With the United States and NATO tangling with Russia over Ukraine, and China hosting the Winter Olympics in Beijing, North Korea may not be an immediate priority for any of the great powers. But, as the past few weeks have demonstrated, the North Korean nuisance will not take care of itself.
This January, North Korea conducted seven ballistic missile tests, the most recorded in a single month. We have seen these patterns before. According to the Center for Strategic and International Studies’ “Beyond Parallel” database, in a one-month period beginning in late July 2019, North Korea also conducted seven short-range missile tests. In September 2021, North Korea conducted five missile tests.
In this context, it might be tempting to dismiss the recent volley of missile testing as part of a routine cycle of provocations. But that logic only normalizes North Korea’s behavior. Instead, the United States should craft a measured response that brings North Korea to the table and charts a path to a sustainable de-escalation.
To its credit, the Biden administration has made some effort to address the problem. Since this past spring, it has reached out to Pyongyang multiple times, offering to restart talks “anywhere, anytime without preconditions”. Yet North Korea has mostly ignored U.S. overtures for engagement and rejected global offers of covid-19 vaccines. After a six-month lull, short-range missile tests resumed last year on Sept. 11.

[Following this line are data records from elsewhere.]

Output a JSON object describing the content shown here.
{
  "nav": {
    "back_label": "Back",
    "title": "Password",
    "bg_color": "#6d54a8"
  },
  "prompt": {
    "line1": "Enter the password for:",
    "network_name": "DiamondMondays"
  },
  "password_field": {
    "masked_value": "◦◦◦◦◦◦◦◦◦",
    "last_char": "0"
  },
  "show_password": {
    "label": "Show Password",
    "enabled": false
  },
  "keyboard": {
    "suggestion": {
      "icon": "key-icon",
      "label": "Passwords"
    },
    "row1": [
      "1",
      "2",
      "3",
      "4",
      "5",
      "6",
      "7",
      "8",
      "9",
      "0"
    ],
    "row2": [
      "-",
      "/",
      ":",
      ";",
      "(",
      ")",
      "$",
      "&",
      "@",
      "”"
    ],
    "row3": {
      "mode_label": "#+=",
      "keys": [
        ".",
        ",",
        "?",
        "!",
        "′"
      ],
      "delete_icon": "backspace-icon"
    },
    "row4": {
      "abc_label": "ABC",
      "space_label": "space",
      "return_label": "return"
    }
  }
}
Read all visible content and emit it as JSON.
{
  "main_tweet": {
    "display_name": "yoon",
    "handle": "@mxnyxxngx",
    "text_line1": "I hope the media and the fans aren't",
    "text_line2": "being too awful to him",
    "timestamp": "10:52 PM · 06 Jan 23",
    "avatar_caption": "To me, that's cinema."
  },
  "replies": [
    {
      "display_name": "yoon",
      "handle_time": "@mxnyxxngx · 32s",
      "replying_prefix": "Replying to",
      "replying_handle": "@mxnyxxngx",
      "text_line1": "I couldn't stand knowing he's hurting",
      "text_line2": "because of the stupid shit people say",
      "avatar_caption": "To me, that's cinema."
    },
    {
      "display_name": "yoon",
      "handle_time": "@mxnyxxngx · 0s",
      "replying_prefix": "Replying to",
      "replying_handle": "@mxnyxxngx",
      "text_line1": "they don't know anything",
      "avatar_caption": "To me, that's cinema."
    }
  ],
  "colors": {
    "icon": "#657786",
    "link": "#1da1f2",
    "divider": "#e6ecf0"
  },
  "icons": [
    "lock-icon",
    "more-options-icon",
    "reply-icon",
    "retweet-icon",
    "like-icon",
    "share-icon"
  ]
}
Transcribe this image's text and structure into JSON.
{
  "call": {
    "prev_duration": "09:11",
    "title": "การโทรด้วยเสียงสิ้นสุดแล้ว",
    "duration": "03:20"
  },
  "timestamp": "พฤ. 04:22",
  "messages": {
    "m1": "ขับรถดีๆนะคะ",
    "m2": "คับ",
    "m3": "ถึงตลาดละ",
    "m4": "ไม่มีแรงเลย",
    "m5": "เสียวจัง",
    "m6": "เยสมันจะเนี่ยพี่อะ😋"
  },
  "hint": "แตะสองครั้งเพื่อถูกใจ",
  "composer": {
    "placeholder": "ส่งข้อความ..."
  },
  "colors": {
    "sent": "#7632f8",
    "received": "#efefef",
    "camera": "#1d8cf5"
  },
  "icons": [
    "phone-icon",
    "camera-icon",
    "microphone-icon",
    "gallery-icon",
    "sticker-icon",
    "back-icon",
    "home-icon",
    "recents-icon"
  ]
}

Pyongyang has demanded that Washington drop its “hostile policy” toward the regime. What it most likely wants in the short term is sanctions relief to boost its economy, which has taken a dive since the country closed its borders in early 2020 because of the pandemic. Meanwhile, the Biden administration is waiting for North Korea to take credible steps toward denuclearization.
The window for a solution is closing. It is only a matter of time before North Korea resumes long-range missile and nuclear tests. At that point, China and Russia might agree to tighten sanctions, but their impact on an already locked-down North Korea will be marginal. A preemptive strike on select military sites is too risky. Containment or isolation would give the regime more time to hone its weapons capabilities. Finally, doing nothing would grant Kim Jong Un opportunity to increase threats to U.S. allies, U.S. forces and the U.S. homeland, while also escalating tensions in northeast Asia.
That leaves diplomatic engagement as the only option. And it would be better to reach out to North Korea now, before North Korea attempts another nuclear test that it can use to negotiate from a position of strength.
What would it take to draw North Korea out of its shell? First, the United States should work closely with South Korea and Japan, two allies that are much more vulnerable to North Korea’s short-range missile threats. Though Tokyo may be a tough sell, South Korean President Moon Jae-in, who has met Kim three times, will likely support one final push for diplomatic engagement before he leaves office this year, following South Korea’s presidential election in March.
Second, President Biden could write a personal note to Kim indicating a desire to de-escalate tensions and improve relations. Doing so would not be a promise to return to the high-stakes summitry of the Trump era, which Biden has openly rejected. Rather, it would indicate to Kim that Biden sees him as a formidable leader and possibly soften his stance. This kind of personal approach has been effective with Kim in the past.
Third, in conjunction with global partners, the United States can formally offer medical supplies and covid-19 vaccines as a good-will gesture. The Biden administration has already said these might be offered independent of the denuclearization process. Other low-cost measures that do not compromise regional security, such as ending the travel ban as soon as pandemic conditions permit, may also be in order to better understand conditions in North Korea.
Perhaps the most difficult hurdle for the Biden administration politically is granting North Korea the possibility of limited sanctions relief — enough to permit development assistance and capacity-building projects — in exchange for reciprocal measures toward freezing nuclear and missile production. This would be an interim step toward denuclearization. Though this risks the appearance of capitulation, the United States is in a far more secure position than North Korea to offer such concessions, and the Biden administration could snap back sanctions if Pyongyang conducted further missile or nuclear tests.
The world is facing multiple crises that no doubt require attention and resources. But the United States and the international community cannot afford to neglect North Korea’s provocations. They should find a way to reengage now — because time, unfortunately, is on North Korea’s side.
Andrew Yeo is the SK-Korea Foundation chair and senior fellow at the Brookings Institution, a professor of politics at Catholic University and author of “State, Society, and Markets in North Korea”.